All in indian

White poppy seeds and zucchini - making it royal, curry by curry

White poppy seeds, or posto, as they call it in my hometown, is usually prepared with potatoes and ridge gourd and its flavor is kept intact in preparations by staying away from additional spices. I used up the zucchini at hand and wasn’t disappointed. I might be also guilty of adding a tad bit of spice to my version, because I like it that way! 

Raw jackfruit curry - almost tastes like mutton!

After coming to the  Netherlands, jackfruit was not something that I frequently encountered in grocery stores, maybe once or twice I sighted something like-it in Asian supermarkets and very quickly I came to the realisation that it was a similar looking cousin durian and not really the jackfruit that I knew, oops! It was not too long ago that I came across a tin of preserved jackfruit in the Asian supermarket and I was quite curious to try my luck with that. The advantage of buying a tinned jackfruit in brine is largely that I don't have to to go through all the hassle of chopping and cleaning one, but nothing can really substitute the flavour of a fresh homegrown jackfruit. I think until I figure out where exactly jackfruit is sold fresh out here, and master the craft of chopping it up, the tins are going to be my buddies!

Paneer - the easiest cheese to make ever!

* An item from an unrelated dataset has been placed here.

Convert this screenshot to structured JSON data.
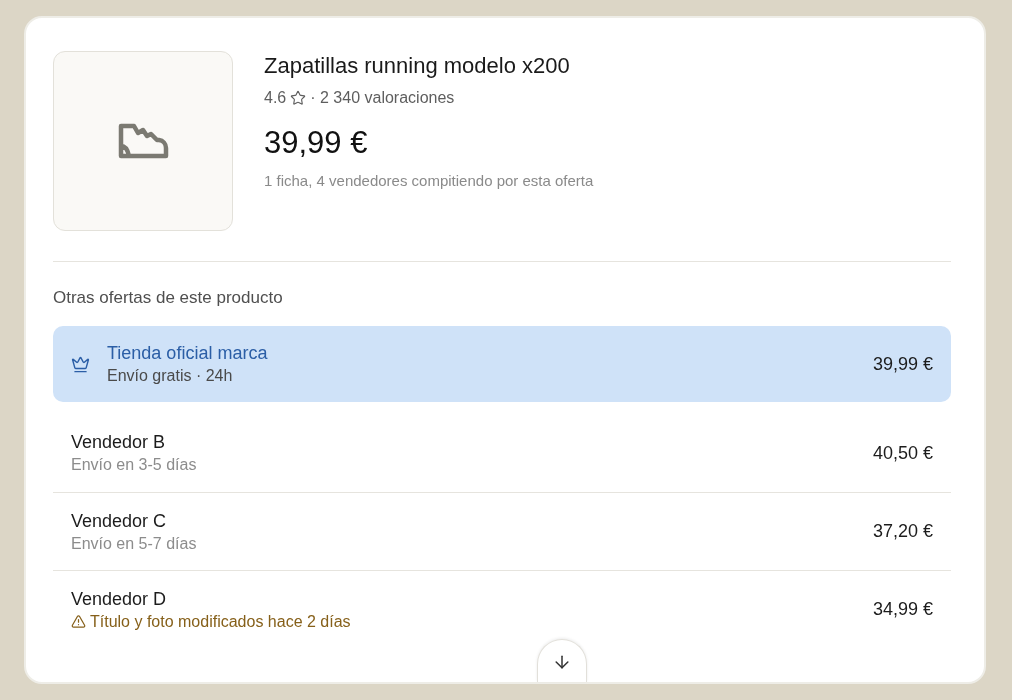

Paneer, or cottage cheese is a very accessible ingredient in India. It is a type of white cheese which is unsalted in nature, separated from milk using pantry based acidic ingredients like lemon juice, or vinegar, and doesn’t melt upon heating. Indians love adding paneer to vegetarian curries, and store bought paneer often comes in with the relief of not preparing vegetables for meals. Just cut the paneer in cubes, and leave it in a gravy of your choice! Since paneer is made from milk, one would find almost all the nutritional properties if milk preserved after the separation process. It is rich in calcium, and iron, and provide ample energy for its mass.